Now, book sales are how everyone else in this business gauges success of a promotional campaign; I’m trying to convince the traditionals that getting the name of the author out there, encouraging readers to discover a new author’s work, and making sure the author meets all of the most important people who will then talk up her book, will lead to book sales – but none of this can happen overnight. If you don’t tell readers about a new book and its author, how will they know to buy, borrow and read it, and then recommend it to their friends? What I’m trying to do as Writer Wrangler (my sister’s new title for this job I’ve created – manager just never seemed exact) is raise the profile of authors, and all their work, not just their most recent publication – but I am not trying to duplicate what publishers are already contracted to do for these authors, by way of promotion and publicity. I’m also helping authors develop other areas where they might be active, or creative – as journalists, speakers, teachers – trying to find them paid gigs, and introducing them to specific groups of readers, especially those who never set foot in a bookstore or a library, and who may not otherwise have been aware of these authors or bought/borrowed their books.
Darcie has been a food columnist for her local Kelowna and area print newspapers for six years. Her column now also appears in The Calgary Beacon, online. These past few months, Darcie has appeared online in an informal blog tour, which is soon to be ramped up towards December. Mennonites Don’t Dance is now listed on Book Club Buddy, and book clubs across North America can read an interview with Darcie, reviews of the book, and consider adopting it for discussion. (Thanks, Pearl Luke!) We’ve planted the seeds for a much more comprehensive tour of the Prairies during Spring 2011, and hope to promote several other Mennonite authors at the same time. People may have come for the cream cookies served at several readings in Calgary and Lethbridge last week, but they also enjoyed what they heard, and bought many copies of Darcie’s book.
Finally, I introduced Darcie to as many booksellers, librarians, friends and readers as I could during the week.
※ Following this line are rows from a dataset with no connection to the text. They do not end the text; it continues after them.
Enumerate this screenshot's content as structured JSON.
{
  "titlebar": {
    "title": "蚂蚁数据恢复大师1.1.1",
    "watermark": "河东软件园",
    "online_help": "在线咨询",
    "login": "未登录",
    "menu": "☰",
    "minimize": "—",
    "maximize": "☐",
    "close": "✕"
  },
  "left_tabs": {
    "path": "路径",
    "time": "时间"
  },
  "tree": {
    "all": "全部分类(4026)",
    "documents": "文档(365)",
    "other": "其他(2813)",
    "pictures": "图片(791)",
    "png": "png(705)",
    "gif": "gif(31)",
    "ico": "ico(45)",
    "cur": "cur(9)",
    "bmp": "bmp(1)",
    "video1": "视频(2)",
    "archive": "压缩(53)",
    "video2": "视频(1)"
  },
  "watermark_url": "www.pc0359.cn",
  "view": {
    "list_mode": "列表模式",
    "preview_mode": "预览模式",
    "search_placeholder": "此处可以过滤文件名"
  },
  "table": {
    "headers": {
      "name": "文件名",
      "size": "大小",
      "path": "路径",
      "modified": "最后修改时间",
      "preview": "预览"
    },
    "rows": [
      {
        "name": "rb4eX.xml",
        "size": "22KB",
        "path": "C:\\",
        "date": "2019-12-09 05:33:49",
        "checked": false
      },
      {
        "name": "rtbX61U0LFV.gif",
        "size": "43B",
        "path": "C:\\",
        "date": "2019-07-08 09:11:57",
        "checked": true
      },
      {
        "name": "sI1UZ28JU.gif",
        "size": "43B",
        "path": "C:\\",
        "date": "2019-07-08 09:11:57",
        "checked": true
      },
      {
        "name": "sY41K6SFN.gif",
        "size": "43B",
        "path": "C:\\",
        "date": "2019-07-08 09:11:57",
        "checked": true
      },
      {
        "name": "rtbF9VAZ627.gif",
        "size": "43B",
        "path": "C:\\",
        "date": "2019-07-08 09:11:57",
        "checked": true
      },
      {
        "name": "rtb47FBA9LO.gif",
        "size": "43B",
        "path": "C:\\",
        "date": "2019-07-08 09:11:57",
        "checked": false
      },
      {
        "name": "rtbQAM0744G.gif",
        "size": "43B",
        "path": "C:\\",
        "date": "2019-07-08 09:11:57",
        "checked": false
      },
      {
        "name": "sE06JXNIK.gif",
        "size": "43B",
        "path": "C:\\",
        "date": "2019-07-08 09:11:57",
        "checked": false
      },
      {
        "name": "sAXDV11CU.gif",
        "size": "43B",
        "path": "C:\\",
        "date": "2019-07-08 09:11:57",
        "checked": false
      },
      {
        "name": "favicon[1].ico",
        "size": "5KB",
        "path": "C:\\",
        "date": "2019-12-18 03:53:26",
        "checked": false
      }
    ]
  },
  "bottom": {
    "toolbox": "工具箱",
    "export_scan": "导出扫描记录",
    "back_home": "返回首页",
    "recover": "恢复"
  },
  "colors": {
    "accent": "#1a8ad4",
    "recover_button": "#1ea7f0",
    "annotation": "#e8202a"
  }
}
This is word-of-mouth promotion, folks, and it still works better than any other kind there is. I have no doubt that readers will now “discover” this new writer over the coming weeks, months, and that Mennonites Don’t Dance will sell through, steadily, into the spring when we will be organized to do this all over again, and further afield, spreading the word about this great author and her book.
Please note, as Writer Wrangler I will not take on any author for promotion unless I truly believe in them, and their work – and in their ability to help themselves by working hard to promote, in a positive, unagressive way. As a reader, I endorse the writing of all the Alberta Books Canada authors: Betty Jane Hegerat, Bob Stallworthy, Deborah Miller, Barb Howard and Susan Calder, and of my former Humber classmate, Darcie Friesen Hossack, who has done exactly as we all expected… was the first in our class to be published, and has written a book that I am now very proud to help her to promote.
So, I’m very pleased to be able to say, “I’m with the author!” After all, if it weren’t for great authors like these, we wouldn’t have books to sell, buy, borrow, read, and enjoy.
Here’s Darcie’s take on the week of Oct. 17th – 22nd:
mennonites don’t dance on the road – day one
mennonites don’t dance on the road – day two
mennonites don’t dance on the road – day three
mennonites don’t dance on the road – day four
mennonites don’t dance on the road – day 5
mennonites don’t dance on the road – day 6
And then, we get to taste the fresh fruits of our labours! Makes it all worth while…